Where does the string "this" appear in the records? Copy every line that contains it.

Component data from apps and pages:
◇ ◇ ◇

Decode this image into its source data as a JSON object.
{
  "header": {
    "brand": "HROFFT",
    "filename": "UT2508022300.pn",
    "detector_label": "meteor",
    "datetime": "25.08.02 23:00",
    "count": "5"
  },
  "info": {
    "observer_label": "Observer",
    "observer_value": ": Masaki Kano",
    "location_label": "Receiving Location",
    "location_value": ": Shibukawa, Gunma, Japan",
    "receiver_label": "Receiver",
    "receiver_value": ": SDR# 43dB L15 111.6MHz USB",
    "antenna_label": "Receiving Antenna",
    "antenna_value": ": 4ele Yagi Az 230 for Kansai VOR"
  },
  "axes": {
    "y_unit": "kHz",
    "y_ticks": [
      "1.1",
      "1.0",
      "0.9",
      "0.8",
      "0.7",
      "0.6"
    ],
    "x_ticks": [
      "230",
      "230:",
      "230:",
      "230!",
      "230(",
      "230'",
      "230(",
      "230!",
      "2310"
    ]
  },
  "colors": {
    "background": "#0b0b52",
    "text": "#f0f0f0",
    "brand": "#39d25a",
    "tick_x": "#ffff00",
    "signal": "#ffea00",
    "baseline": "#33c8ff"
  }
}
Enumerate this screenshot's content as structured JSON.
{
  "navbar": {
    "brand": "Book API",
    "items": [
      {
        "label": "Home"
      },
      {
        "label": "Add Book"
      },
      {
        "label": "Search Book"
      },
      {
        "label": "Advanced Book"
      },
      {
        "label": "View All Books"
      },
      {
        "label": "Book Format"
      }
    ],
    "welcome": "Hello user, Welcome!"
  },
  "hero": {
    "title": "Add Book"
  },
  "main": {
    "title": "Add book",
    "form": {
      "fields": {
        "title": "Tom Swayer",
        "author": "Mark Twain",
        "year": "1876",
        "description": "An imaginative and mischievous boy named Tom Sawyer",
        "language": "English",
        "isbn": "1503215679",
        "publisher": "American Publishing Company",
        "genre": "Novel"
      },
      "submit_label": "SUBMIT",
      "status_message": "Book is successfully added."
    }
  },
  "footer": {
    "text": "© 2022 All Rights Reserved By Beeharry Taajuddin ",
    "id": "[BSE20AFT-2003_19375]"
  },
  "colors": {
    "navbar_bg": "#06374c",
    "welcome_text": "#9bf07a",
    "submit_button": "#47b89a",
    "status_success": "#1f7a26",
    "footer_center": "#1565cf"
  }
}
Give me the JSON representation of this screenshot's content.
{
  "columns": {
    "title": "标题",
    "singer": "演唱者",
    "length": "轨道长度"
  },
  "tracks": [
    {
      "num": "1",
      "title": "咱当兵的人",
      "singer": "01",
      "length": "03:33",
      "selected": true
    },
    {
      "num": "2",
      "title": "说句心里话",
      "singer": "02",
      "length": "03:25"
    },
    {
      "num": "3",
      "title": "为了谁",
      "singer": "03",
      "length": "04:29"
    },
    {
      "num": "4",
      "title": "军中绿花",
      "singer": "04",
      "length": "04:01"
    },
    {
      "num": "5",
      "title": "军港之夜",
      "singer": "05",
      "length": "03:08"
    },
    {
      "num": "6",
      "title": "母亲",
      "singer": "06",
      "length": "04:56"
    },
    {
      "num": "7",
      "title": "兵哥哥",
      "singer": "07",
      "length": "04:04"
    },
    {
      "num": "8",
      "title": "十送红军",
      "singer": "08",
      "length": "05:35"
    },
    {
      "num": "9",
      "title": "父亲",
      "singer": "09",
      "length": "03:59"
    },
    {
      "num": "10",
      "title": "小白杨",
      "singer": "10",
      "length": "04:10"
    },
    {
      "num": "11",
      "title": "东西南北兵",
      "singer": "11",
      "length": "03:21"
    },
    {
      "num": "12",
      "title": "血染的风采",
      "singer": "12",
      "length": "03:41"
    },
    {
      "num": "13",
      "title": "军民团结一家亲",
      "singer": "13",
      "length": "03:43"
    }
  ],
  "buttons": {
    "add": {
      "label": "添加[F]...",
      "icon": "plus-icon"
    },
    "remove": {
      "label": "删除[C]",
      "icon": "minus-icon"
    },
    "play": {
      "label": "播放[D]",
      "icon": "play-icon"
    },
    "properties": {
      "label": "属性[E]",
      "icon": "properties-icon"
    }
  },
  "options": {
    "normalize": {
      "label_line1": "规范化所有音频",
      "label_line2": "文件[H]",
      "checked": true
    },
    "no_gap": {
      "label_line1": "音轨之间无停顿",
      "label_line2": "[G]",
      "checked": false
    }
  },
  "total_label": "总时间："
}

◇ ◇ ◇

WRITTEN ANSWER:
Decode this image into its source data as a JSON object.
Enumerate this screenshot's content as structured JSON.
Give me the JSON representation of this screenshot's content.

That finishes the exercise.